Data about app and page elements

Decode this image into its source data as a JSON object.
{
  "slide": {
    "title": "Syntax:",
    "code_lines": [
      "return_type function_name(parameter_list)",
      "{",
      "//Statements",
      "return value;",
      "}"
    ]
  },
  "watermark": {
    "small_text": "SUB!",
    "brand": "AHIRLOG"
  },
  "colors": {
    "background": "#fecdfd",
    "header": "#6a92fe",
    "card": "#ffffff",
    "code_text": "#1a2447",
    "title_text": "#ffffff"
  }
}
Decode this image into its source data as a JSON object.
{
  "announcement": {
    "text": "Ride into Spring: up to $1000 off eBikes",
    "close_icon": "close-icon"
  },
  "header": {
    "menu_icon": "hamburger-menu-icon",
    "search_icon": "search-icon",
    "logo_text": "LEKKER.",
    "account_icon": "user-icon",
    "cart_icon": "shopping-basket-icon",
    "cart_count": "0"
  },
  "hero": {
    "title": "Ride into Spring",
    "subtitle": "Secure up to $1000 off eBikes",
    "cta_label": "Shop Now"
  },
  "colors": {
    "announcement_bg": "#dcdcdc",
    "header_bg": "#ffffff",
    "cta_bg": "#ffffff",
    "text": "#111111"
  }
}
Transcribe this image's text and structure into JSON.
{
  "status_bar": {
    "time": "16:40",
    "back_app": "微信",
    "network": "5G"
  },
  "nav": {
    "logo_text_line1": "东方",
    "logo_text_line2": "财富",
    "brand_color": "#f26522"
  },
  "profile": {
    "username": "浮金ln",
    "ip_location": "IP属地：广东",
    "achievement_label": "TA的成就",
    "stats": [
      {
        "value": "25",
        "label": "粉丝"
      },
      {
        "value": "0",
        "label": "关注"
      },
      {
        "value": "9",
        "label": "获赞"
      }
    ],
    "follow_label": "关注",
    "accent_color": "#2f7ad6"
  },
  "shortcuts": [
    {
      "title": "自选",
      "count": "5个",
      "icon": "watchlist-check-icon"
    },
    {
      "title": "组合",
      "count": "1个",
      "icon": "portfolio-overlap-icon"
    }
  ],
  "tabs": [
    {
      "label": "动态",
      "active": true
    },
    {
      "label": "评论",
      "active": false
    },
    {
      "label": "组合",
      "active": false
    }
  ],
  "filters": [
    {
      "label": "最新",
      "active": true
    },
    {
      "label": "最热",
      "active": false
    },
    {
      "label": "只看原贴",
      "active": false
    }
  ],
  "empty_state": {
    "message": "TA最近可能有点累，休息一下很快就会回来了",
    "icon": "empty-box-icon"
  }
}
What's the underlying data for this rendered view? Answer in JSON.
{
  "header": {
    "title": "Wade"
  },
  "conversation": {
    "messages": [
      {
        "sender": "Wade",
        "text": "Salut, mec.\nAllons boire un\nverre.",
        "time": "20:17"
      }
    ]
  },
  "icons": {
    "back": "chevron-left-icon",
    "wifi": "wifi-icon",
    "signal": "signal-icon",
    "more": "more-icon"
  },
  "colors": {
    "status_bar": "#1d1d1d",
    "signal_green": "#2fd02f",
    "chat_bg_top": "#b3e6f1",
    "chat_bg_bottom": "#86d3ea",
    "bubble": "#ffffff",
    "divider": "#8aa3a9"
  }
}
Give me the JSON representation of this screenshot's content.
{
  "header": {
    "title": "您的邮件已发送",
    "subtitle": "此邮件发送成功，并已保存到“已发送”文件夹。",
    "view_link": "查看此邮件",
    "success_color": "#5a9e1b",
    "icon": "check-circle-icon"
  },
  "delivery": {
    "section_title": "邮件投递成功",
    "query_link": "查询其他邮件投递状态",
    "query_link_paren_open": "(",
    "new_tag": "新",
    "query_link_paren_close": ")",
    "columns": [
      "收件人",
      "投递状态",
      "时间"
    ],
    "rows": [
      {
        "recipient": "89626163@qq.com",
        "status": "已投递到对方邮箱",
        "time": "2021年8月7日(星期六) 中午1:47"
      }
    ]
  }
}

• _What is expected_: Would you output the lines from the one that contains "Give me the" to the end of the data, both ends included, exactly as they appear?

• _Answer box_:
Give me the JSON representation of this screenshot's content.
{
  "header": {
    "title": "您的邮件已发送",
    "subtitle": "此邮件发送成功，并已保存到“已发送”文件夹。",
    "view_link": "查看此邮件",
    "success_color": "#5a9e1b",
    "icon": "check-circle-icon"
  },
  "delivery": {
    "section_title": "邮件投递成功",
    "query_link": "查询其他邮件投递状态",
    "query_link_paren_open": "(",
    "new_tag": "新",
    "query_link_paren_close": ")",
    "columns": [
      "收件人",
      "投递状态",
      "时间"
    ],
    "rows": [
      {
        "recipient": "89626163@qq.com",
        "status": "已投递到对方邮箱",
        "time": "2021年8月7日(星期六) 中午1:47"
      }
    ]
  }
}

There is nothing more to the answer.